* _Instructions for the task_: Return each line of the listing that follows in which the string "title" can be found.

* _Entries supplied_:
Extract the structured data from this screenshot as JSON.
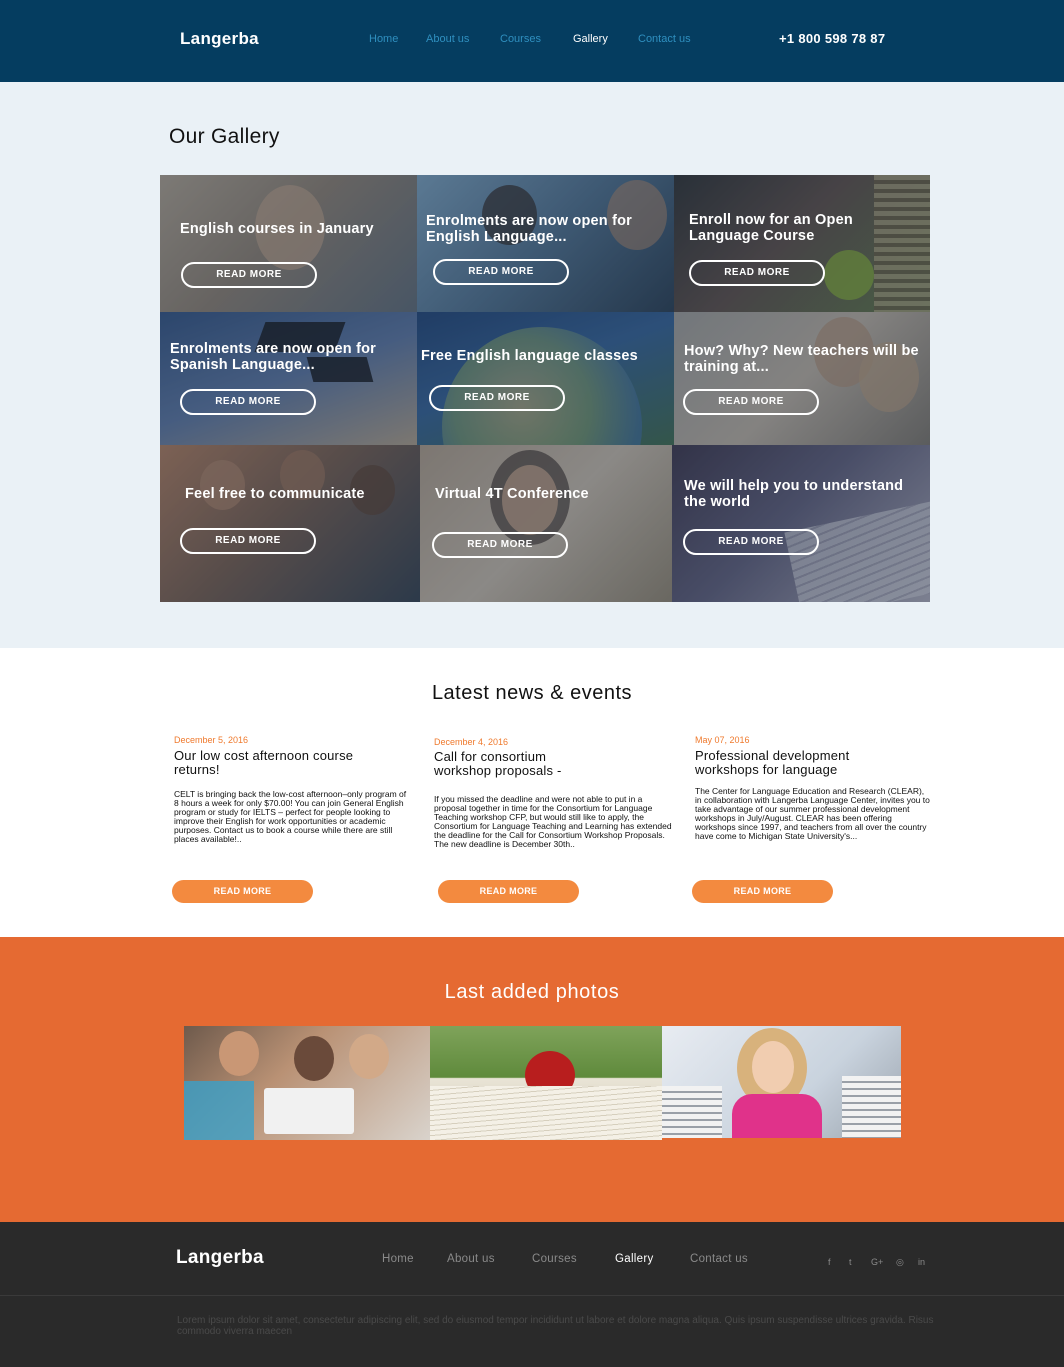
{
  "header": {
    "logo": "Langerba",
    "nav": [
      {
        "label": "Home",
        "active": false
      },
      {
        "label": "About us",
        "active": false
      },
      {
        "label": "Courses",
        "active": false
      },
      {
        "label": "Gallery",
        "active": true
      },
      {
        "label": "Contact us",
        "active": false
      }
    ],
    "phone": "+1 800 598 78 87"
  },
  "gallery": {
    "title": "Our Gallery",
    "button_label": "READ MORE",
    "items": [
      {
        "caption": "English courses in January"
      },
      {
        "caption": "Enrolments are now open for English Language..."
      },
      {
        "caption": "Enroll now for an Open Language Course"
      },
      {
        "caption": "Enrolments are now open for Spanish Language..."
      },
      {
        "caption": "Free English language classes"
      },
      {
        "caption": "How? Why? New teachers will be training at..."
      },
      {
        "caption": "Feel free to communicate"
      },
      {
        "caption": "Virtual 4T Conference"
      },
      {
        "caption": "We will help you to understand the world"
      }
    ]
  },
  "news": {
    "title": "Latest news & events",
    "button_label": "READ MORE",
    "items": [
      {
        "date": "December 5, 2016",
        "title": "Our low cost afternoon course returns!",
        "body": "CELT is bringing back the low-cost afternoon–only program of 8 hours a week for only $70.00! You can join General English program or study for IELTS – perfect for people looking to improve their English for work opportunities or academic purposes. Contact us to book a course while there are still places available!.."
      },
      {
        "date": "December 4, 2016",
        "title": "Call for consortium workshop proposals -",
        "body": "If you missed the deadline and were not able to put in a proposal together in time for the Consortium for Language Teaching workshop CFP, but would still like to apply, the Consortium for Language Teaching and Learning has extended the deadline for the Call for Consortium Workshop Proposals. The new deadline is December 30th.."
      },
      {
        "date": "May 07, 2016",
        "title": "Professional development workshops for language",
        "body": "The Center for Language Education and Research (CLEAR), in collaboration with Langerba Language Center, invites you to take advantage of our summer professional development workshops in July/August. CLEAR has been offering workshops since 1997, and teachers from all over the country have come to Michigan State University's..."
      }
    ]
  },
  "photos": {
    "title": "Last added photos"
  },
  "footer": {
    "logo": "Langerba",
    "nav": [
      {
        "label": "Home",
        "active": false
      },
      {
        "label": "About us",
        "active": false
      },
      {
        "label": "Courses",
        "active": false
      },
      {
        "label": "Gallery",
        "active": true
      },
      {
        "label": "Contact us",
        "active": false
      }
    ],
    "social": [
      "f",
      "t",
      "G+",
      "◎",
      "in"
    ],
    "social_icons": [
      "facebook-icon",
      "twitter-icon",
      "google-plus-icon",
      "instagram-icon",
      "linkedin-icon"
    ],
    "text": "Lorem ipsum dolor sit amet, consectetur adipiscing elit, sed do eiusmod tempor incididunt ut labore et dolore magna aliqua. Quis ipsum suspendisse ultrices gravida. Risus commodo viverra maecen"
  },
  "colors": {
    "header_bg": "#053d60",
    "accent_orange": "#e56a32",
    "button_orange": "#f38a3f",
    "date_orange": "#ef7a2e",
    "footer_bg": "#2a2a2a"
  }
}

* _Solution for this exercise_:
    "title": "Our Gallery",
    "title": "Latest news & events",
        "title": "Our low cost afternoon course returns!",
        "title": "Call for consortium workshop proposals -",
        "title": "Professional development workshops for language",
    "title": "Last added photos"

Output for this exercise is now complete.